Meanwhile, the head of studies of, Beatriz Toribio, explains that the recovery of the property market will be slow and modest, given that although sales are slightly increasing and the fall of prices is slowing down, credit remains very limited and the labour market situation is still very complicated, which constrains the demand for homes from private individuals.

Original article: Expansión
Translation: Aura REE

Housing: 13 Homes Unsold For Every Thousand Inhabitants In The Provincial Capital Cities

07/08/2014 – Cinco Días

Spain is accumulating in its provincial capitals 12.6 unsold homes for every thousand inhabitants. The figure has risen 55% since August 2011, when the number of unsold homes in the Spanish capitals was 8.1 for every 1,000 inhabitants, according to data from the property portal, which has checked the properties of its database against the official data of the last municipal register of residents of 2013.

Alicante is the Spanish provincial capital with the highest density of second hand homes per inhabitant. The city, capital of the Alicante province, has 25.8 second hand properties for sale for every thousand inhabitants. After Alicante, Ciudad Real has the greatest number of homes per inhabitant, with an average of 25.6 homes for every 1,000 inhabitants.

Next on the list is Bilbao, where the density is 21.7 homes on sale for every 1,000 citizens. At the other end of the scale is Huesca, with 5.9 homes on sale for every 1,000 inhabitants, the Spanish capital with the lowest density of homes compared with its population.

Behind Huesca are Murcia (6.4 homes), Teruel (6.5 homes), Cuenca and Santa Cruz de Tenerife (7.1 homes in both cases). “The data demonstrates that despite the fact that the number of completed buy-sell transactions has increased compared with a few years ago, it is still not sufficient to absorb the stock of homes which has been accumulating,” affirms Fernando Encinar, head of studies at “The price reductions have led many buyers to decide to take the leap to becoming landlords, but the macroeconomic data does not indicate that it is enough to significantly reduce the stock in the short term.”

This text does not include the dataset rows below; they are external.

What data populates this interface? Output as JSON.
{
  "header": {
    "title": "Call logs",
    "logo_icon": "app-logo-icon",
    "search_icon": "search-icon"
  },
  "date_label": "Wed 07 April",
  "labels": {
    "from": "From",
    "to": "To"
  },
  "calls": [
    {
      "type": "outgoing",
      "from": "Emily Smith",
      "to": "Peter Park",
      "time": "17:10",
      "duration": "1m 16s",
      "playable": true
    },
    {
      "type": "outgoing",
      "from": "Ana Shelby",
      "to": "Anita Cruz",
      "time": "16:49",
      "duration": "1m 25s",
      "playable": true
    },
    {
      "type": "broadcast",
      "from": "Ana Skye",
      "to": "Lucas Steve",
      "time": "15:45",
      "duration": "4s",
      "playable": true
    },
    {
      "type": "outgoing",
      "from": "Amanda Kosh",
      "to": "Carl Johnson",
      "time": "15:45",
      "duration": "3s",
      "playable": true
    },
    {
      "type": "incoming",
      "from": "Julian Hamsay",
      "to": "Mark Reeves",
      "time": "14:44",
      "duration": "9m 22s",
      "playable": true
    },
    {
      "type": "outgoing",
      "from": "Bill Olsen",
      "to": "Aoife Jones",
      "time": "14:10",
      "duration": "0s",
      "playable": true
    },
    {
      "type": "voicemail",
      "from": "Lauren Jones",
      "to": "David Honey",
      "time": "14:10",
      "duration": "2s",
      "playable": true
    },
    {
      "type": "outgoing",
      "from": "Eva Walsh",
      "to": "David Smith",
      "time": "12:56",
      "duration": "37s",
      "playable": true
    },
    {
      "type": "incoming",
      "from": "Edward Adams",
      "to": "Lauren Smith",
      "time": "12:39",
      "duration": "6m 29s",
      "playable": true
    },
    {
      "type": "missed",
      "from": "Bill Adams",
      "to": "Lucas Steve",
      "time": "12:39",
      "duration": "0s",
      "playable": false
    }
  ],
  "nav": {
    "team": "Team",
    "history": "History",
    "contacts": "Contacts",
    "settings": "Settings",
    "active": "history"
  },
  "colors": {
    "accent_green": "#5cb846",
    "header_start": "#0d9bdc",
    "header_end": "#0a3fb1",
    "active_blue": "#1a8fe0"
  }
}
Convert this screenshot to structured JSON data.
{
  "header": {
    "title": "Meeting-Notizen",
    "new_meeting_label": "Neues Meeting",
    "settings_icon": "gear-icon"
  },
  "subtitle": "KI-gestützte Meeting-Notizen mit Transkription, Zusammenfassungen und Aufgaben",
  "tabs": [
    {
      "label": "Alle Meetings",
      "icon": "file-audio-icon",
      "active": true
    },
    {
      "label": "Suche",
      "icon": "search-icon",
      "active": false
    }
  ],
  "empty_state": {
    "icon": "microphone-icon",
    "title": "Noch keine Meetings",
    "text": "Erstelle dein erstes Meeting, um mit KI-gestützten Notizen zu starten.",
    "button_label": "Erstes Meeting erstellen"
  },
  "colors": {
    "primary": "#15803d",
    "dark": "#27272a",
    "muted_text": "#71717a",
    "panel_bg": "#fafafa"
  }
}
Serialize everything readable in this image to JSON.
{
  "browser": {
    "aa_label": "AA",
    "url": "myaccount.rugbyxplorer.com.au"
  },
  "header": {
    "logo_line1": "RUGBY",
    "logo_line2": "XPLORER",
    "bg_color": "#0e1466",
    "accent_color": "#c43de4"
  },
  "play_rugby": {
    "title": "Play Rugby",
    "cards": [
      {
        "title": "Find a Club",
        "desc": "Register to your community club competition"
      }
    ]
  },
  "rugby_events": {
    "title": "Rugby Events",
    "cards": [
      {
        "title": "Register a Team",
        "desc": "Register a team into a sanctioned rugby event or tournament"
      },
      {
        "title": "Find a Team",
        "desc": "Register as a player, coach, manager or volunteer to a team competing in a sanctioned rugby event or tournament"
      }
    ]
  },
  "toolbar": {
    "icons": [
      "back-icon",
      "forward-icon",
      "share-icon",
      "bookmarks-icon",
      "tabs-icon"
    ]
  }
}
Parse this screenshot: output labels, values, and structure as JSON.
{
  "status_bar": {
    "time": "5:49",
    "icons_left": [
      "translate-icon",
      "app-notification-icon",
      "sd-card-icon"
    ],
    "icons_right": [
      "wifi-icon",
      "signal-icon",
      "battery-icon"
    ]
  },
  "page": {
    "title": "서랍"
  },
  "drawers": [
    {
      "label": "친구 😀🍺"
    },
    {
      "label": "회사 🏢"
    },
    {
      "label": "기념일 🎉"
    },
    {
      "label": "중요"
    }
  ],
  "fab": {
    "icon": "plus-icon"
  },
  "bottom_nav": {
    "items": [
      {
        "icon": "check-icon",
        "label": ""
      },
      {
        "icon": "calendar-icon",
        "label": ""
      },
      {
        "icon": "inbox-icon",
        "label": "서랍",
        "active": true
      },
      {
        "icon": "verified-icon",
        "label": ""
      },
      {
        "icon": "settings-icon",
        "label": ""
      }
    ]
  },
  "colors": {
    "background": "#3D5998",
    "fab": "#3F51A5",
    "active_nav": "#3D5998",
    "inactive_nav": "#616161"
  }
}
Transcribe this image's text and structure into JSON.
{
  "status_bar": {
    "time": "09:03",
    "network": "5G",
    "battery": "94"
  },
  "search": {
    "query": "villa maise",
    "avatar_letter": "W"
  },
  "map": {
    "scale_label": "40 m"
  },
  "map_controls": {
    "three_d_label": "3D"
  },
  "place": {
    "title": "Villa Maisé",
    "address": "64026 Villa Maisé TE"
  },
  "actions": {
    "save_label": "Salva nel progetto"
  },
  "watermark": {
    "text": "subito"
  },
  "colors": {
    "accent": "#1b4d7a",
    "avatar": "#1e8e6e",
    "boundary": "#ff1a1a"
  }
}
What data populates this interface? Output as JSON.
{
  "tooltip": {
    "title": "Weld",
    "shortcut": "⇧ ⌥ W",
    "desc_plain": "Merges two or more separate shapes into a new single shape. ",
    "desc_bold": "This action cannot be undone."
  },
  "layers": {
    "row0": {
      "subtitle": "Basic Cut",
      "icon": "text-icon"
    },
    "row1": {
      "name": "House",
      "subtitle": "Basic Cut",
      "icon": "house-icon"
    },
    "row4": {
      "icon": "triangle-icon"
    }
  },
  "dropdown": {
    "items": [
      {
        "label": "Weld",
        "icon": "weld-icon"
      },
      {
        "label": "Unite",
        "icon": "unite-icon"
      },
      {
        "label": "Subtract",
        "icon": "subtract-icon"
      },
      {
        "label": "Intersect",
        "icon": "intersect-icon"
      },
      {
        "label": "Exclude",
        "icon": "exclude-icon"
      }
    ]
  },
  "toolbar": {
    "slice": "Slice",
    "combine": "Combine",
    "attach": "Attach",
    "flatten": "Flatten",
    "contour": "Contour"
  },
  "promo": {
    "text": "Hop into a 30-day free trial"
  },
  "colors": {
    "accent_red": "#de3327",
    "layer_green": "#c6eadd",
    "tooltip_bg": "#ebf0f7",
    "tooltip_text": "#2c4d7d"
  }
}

Original article: Cinco Días
Translation: Aura REE

Home Buyers Haggle Down Prices by 21%

24/07/2014 – El Economista & El Confidencial

Discounts demanded by property purchasers in June averaged at 21%, according to portal

The figure is by two percentaige points lower than the December 2013 datum posting 23%.

Sellers trading their properties through the website have received 20.000 bids during the last month.

By provinces, the biggest discrepancy between the asking price and the buyers´expectations was found in Girona (-26%), Badajoz (-25.5%), Lleida (-25.2%), Tarragona (-24%) and La Rioja (-23.6%).

On the other hand, bargaining turned out to be less effective in Zamora (-15.2%), followed by equally tough sellers in Palencia and Soria (-16.6%in both) and in Albacete (-17%).

Descending to the city level, Bilbao purchasers asked for the biggest discounts (-23.2% price slash), only a little bit less in Zaragoza (-23%), Seville (-22.2%), Valladolid and Valencia (-21.8% in both). Barcelona (-20.6%) and Madrid (-20.1%) rank further in the list which is closed by Caceres (-11.8%) and Jaen (-10.4%). gives several advices to sellers who would fancy avoid cuts in their property´s asking price without losing the visiting rates:

1. Setting the price higher than your neigbhors to have some negotiation margin will only result in their selling the homes faster.

2. Respond calls and messages rapidly.

3. Be flexible when it comes to your apartment´s visiting hours and make sure you will be at home at that time to show it.

4. Take an advantage from current popularity of renting. Maybe it´s time to change the strategy and put the house up for rent and enjoy increasing returns.

5. Weight each offer up. Setting an eye-catching price and being ready to negotiate are the key elements of a successful sale.


Original article: El Economista, El Confidencial (by E. S.)

Translation: AURA REE